  • We have more than doubled our first-year underrepresented enrollment since 2014, and, in the same time period, we have also increased our total underrepresented student population by 66%.

Our faculty and staff are dedicated to fostering a welcoming environment for underrepresented students, and, more importantly, ensuring resources and support are in place to retain our students as they matriculate.

As we recognize Latin Hispanic Heritage Month, which concludes Oct. 15, we are honoring and celebrating those individuals who have contributed to and influenced our country. Year-round, several organizations elevate the importance of Latin Hispanic heritage on our campus, including App Unidos, Latin Hispanic Alliance, Chi Upsilon Sigma National Latin Sorority Inc. and Lambda Sigma Upsilon Latino Fraternity Inc. I also hope you’ll join us for the Latin Hispanic Heritage Month Festival on Oct. 6. More details are available on the Latin Hispanic Alliance's Engage page.

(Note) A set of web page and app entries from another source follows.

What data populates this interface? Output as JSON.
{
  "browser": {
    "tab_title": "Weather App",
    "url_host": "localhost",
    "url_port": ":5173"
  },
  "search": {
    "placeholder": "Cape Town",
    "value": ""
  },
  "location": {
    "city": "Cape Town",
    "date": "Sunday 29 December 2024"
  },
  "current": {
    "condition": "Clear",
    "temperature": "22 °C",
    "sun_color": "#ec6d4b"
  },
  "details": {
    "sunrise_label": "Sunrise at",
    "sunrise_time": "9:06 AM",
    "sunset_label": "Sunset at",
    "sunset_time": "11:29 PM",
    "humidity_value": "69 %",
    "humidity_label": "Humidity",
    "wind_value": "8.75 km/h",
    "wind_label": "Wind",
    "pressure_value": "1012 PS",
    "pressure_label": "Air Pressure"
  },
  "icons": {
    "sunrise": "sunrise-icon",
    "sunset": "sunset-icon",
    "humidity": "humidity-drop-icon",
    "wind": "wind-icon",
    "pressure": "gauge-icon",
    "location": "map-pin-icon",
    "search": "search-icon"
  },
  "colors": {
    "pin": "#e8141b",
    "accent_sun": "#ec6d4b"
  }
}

Throughout the year in my messages to campus, we will recognize and honor the contributions faculty, staff and students make to the Appalachian Community. For instance, senior transfer student Omar Gonzalez is serving as the university’s inaugural risk management intern in the Office of General Counsel and helping create App State’s first enterprise risk management framework. When he began his major in actuarial science with a minor in risk management, he immediately saw the strong parallels between his academic pursuits and his six years of military experience in intelligence and reconnaissance. He said everything in the military is rooted in risk mitigation and clear communication, so he was naturally inclined to think about situations in that way. Omar said his internship has given him a tremendous amount of hands-on experience in his field and validated that he is “in the right place and has made the right choices.” His internship this summer was funded by a Spencer Foundation grant, which also supports other diversity- and inclusion-related initiatives in App State’s Brantley Risk and Insurance Center.

With the spirit of our founders guiding us forward, we will continue to refine our focus on diversity and inclusion and ensure underrepresented individuals have access to and equitable support for an App State education.


/s/ Jamie Parson, J.D.

Jamie Parson, J.D.